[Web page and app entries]
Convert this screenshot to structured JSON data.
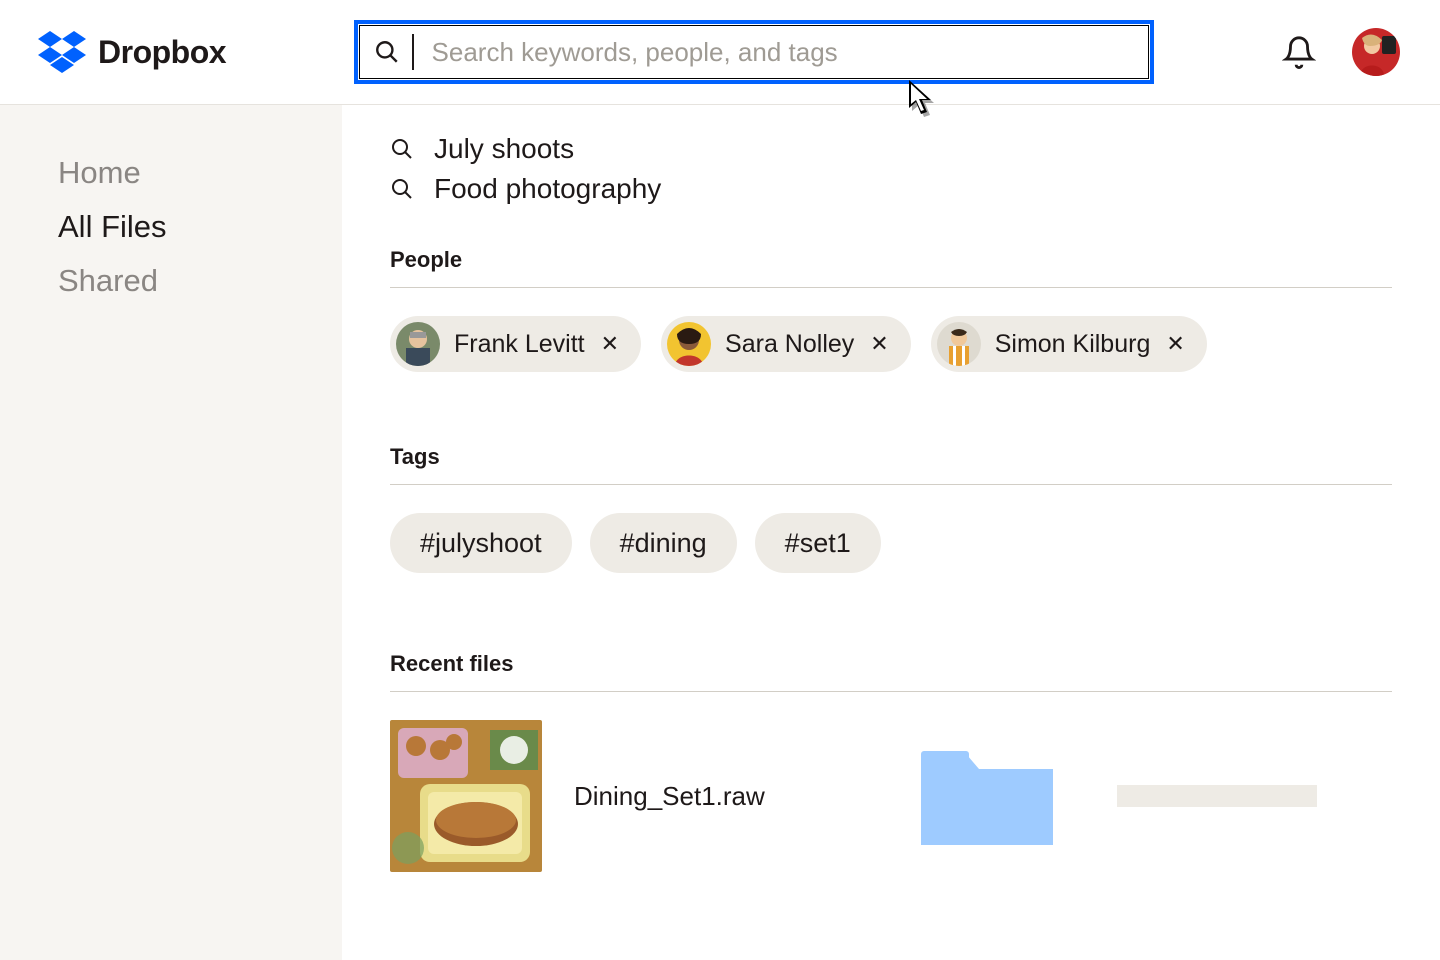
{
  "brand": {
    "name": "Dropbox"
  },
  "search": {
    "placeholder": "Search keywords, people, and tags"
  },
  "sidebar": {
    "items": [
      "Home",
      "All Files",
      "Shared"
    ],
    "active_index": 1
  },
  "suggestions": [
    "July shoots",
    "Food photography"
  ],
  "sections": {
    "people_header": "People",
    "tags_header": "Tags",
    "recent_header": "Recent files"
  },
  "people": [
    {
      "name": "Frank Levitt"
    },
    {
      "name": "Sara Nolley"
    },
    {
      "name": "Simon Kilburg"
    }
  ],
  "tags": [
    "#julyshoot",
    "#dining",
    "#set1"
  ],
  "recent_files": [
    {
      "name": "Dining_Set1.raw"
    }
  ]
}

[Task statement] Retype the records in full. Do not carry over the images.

[Result below]
Convert this screenshot to structured JSON data.
{
  "brand": {
    "name": "Dropbox"
  },
  "search": {
    "placeholder": "Search keywords, people, and tags"
  },
  "sidebar": {
    "items": [
      "Home",
      "All Files",
      "Shared"
    ],
    "active_index": 1
  },
  "suggestions": [
    "July shoots",
    "Food photography"
  ],
  "sections": {
    "people_header": "People",
    "tags_header": "Tags",
    "recent_header": "Recent files"
  },
  "people": [
    {
      "name": "Frank Levitt"
    },
    {
      "name": "Sara Nolley"
    },
    {
      "name": "Simon Kilburg"
    }
  ],
  "tags": [
    "#julyshoot",
    "#dining",
    "#set1"
  ],
  "recent_files": [
    {
      "name": "Dining_Set1.raw"
    }
  ]
}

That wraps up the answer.